A few basics for people with babies: Put children to bed only in a proper crib, only on their backs and strictly alone with nothing more than a mattress and a tight-fitting sheet. Toys, pillows, blankets and bumper pads are out, Glasgow said, and allowing infants to sleep with adults, other children or in car seats is a proven invitation to tragedy.

Each ambulance crew will be trained to recognize dangerous situations when they respond to calls and will ask about sleeping arrangements in homes with infants, according to McGuire. Every ambulance will carry a DOSE kit that provides information and checklists.

Although a significant number of ambulance calls turn out to be non-emergencies, he said, crews on the run can make arrangements for a follow-up visit. Volunteers are available to talk with parents and other caregivers, such as siblings or grandparents, in homes where there may be concerns.

Glasgow said families needing help can be directed to additional resources, such as free portable cribs made available through a state grant or zip-up “sleep sacks” that can keep infants warm without bunching up the way blankets or additional clothing can.

Hospitals and doctors provide similar information, Glasgow said, but ambulance crews who meet people in their homes and talk about risks can only help reinforce the message. The program could be expanded to include police and fire departments in the county if they were interested and this program goes well.

La Porte County’s infant mortality rate is “absolutely horrendous,” Glasgow said, whether it’s measured against national statistics, state levels or other counties in the region.

At 11.2 deaths per 1,000 live births in 2015, the county rate has been an ongoing cause for concern.

Community leaders three years ago formed a Neonatal Task Force to coordinate a campaign aimed at reducing the number of pregnant mothers or others in the household who smoke, for example. The group also has been reaching out to those who may have limited access to prenatal care.

According to the Indiana State Department of Health, Indiana’s statewide rate in 2015 was 7.3 percent, compared with the nationwide rate of 5.9 percent.

The infant mortality rate is the number of babies who die in the first year of life per 1,000 live births.

The state does not recommend comparing rates involving fewer than 20 deaths because the numbers could be statistically “unstable.” In La Porte County, for example, the number of deaths would be about 15 against about 1,300 live births. The state does not list rates for many counties because they had fewer than five deaths.

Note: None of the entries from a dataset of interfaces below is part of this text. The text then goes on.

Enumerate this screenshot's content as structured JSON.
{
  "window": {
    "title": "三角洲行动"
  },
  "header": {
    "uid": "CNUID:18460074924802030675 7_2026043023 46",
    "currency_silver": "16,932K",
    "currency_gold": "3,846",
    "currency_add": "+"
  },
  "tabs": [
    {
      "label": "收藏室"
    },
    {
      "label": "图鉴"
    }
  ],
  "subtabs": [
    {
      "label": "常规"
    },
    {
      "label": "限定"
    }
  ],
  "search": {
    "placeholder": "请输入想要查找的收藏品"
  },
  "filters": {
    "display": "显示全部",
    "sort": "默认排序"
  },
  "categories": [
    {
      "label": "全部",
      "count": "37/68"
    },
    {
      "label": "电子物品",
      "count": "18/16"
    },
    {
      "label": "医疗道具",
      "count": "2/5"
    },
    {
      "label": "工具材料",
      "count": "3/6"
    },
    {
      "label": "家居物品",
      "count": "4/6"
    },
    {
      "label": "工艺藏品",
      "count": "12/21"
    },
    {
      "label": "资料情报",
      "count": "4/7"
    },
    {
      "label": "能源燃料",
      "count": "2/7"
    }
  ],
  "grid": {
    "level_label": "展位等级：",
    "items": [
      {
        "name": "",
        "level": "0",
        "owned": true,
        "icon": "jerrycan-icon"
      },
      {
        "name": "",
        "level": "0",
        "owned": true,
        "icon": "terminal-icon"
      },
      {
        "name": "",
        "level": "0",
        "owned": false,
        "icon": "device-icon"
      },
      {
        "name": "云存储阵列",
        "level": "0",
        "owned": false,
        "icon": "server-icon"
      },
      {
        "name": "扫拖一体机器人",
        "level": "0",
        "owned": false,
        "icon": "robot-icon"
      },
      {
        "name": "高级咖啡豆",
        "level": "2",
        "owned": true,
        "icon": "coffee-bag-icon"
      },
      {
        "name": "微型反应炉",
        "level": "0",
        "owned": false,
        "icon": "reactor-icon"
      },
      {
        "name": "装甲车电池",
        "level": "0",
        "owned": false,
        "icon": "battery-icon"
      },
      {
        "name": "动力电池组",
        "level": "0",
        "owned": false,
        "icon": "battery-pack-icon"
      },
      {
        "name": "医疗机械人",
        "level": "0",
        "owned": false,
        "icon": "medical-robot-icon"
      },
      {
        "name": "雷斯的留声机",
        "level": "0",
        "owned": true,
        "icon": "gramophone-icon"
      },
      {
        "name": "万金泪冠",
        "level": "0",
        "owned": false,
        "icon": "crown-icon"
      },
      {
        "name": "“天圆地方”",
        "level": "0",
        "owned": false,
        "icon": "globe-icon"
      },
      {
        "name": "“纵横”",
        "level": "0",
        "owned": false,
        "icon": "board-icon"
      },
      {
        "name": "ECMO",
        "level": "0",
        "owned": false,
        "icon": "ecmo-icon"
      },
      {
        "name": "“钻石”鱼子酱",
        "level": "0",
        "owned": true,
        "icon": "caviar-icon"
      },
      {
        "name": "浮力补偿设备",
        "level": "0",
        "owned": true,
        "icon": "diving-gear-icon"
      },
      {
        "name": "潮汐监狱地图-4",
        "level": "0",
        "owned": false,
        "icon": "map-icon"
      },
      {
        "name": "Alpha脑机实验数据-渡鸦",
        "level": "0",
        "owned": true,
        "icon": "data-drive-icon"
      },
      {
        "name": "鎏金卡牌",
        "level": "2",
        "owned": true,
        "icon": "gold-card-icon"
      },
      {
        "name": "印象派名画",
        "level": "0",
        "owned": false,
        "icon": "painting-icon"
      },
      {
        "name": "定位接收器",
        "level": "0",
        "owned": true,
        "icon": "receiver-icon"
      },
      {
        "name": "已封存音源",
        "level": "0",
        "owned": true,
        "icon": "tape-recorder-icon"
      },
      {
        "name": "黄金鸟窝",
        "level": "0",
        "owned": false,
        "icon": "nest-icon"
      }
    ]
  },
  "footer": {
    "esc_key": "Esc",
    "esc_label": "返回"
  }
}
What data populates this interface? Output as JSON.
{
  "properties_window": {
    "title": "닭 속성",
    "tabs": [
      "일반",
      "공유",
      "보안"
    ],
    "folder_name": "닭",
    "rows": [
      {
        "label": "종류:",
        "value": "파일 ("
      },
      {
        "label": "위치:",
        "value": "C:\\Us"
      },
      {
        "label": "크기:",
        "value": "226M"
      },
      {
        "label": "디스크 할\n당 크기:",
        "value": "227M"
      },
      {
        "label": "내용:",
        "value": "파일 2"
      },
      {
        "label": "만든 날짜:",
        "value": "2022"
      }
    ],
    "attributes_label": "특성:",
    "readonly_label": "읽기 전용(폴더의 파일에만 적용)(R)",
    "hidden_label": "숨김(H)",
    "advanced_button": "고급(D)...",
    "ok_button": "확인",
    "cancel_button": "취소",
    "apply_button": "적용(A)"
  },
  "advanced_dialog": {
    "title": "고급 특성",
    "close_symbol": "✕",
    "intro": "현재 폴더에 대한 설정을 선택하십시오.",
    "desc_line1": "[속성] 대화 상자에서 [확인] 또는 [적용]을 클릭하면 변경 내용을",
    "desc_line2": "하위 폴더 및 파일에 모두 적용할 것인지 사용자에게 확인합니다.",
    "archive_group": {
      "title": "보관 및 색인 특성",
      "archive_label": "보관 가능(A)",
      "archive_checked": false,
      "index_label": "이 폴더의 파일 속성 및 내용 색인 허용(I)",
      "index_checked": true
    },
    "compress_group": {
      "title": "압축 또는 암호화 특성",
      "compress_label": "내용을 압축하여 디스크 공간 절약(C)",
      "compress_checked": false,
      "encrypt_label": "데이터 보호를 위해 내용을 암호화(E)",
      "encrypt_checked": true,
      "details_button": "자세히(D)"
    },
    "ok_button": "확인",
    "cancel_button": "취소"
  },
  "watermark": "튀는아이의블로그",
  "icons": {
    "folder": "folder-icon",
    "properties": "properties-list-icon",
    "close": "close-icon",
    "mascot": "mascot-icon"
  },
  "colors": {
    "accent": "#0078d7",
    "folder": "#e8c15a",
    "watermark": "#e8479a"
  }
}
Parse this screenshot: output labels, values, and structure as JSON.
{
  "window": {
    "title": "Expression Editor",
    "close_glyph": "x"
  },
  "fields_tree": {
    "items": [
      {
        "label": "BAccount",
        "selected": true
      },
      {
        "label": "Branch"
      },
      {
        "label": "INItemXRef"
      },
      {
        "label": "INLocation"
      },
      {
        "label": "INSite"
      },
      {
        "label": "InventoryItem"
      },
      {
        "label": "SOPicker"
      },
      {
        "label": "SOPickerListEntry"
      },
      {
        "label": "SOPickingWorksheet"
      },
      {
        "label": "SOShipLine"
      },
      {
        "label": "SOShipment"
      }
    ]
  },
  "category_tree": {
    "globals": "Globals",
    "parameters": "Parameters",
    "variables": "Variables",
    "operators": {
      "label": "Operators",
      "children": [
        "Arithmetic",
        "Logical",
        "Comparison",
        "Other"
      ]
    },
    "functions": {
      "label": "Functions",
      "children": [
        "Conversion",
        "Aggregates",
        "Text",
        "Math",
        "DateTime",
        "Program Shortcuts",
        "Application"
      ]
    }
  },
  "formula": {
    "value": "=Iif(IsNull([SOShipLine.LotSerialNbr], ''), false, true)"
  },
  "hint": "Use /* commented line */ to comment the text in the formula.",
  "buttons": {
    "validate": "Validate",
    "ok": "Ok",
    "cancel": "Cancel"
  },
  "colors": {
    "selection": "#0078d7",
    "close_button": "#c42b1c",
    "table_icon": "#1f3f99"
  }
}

However, among county rates the state does list in its annual report, La Porte County’s 11.2 was the seventh worst. Others in northern Indiana: Lake County, 7.3 percent; Porter County, 4.7 percent; St. Joseph County, 7.5 percent; Marshall County, 9.9 percent; and Elkhart County 8.8 percent.

The worst rate, 24.2, was recorded in Fayette County in east central Indiana.